Over the last 15 years we have talked about third party audits to verify your food safety plan. Now you are hearing about inspections.
What is the difference?
Audits are voluntary evaluations that growers are doing at the request of their buyers. Some growers may not think that audits are voluntary since some growers have been told if they did not have one, a specific buyer would not purchase their produce. That is true, but you still had the choice to sell to someone else if you did not want to go through the audit process. The audit was verifying what you said you were doing for food safety.
The Food Safety Modernization Act (FSMA) has added the inspection component to food safety. The final FSMA rule went into effect January 2016. As FSMA is implemented over the next two to four years, growers will hear more about inspections and how it may impact their operations. The Food and Drug Administration (FDA) now has more authority for fresh produce which adds another layer of compliance for growers. Inspections will be done by a government entity with specific requirements and implies some type of enforcement in the future. FDA is not in any hurry to start an enforcement program. They have made it clear that education is the first priority, but in reality sometime in the future there will be enforcement. Who will do the inspections is still being decided between FDA and the different states. In New Jersey, the New Jersey Department of Agriculture will probably be the lead agency as it relates to farms and on farm packinghouses.

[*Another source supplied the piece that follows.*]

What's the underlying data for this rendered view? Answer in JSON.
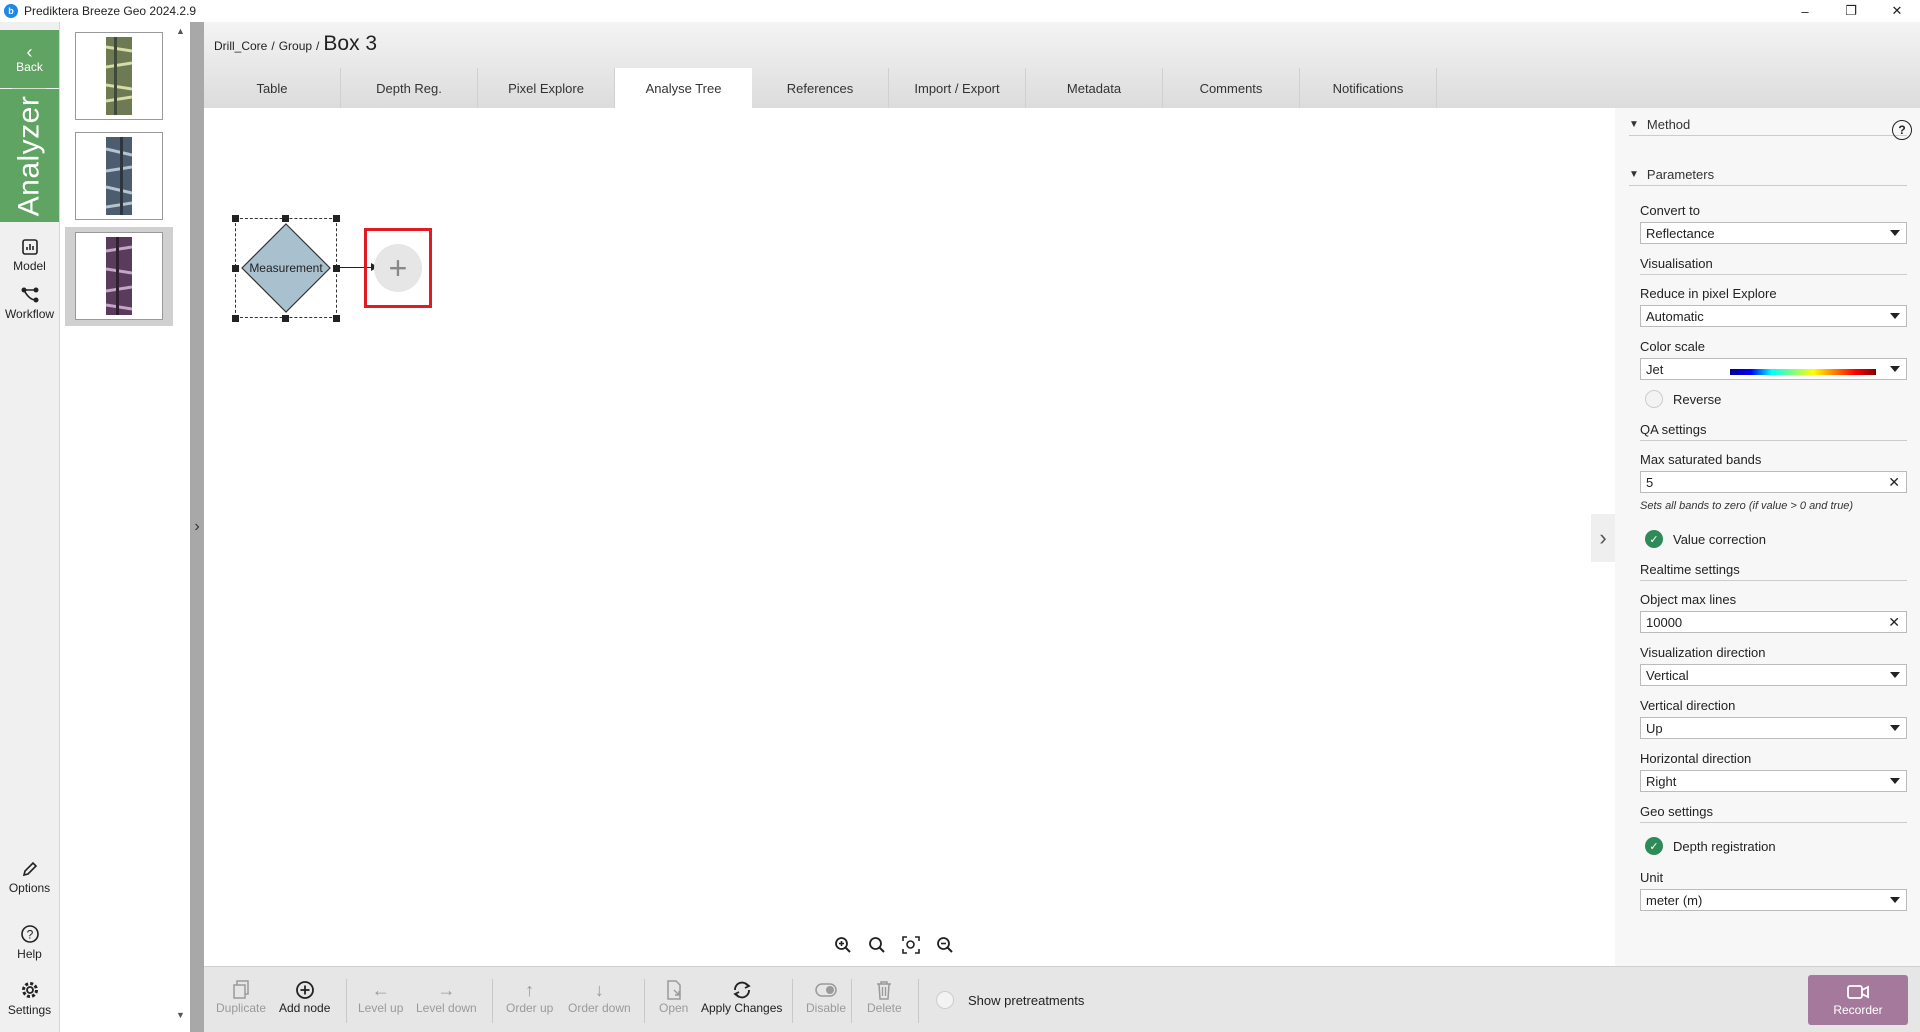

Coping with New Rules: On-Farm Readiness Review
There is a group of extension personnel from Florida, Michigan, New Jersey and North Carolina working with the National Association State Departments of Agriculture on a grant from the FDA to develop an On Farm Readiness Review. This will be a self-assessment tool for growers, extension personnel and inspectors to help everyone when a farm is inspected. The plan is to have the final version available next year.
Growers will receive training over the next year to help comply with the Produce Rule in FSMA. The good news is growers who have been through a third party audit already meet or exceed most requirements for FSMA. Water testing is the one area where there are differences, but the training will help clarify those differences.
The Future of Food Safety: Expect Change
Will the inspection take the place of a third party audit or vice versa? The answer is no; at least not in the near future. FSMA is considered the baseline for food safety. Most wholesale buyers probably will not accept FSMA as sufficient for food safety plus, most audit companies will continue to use their own audits. The US Department of Agriculture is assessing whether they can change their basic Good Agricultural Practices (GAP) audit to match the FSMA requirements. This will not happen for this year or next, but probably in the future.
Growers will need to be aware of changes in food safety both in practices and pathogens. Food safety is a dynamic process which will continue to change as we develop new methods of pathogen detection and determine which are the more important organisms or practices.
Whether it is an audit or FSMA question you can contact the Rutgers On-Farm Food Safety Team by calling either Wes Kline, 856-451-2800 or Meredith Melendez, 609-989-6830. We try to keep up to date on the latest information and if we don’t have it we will get it!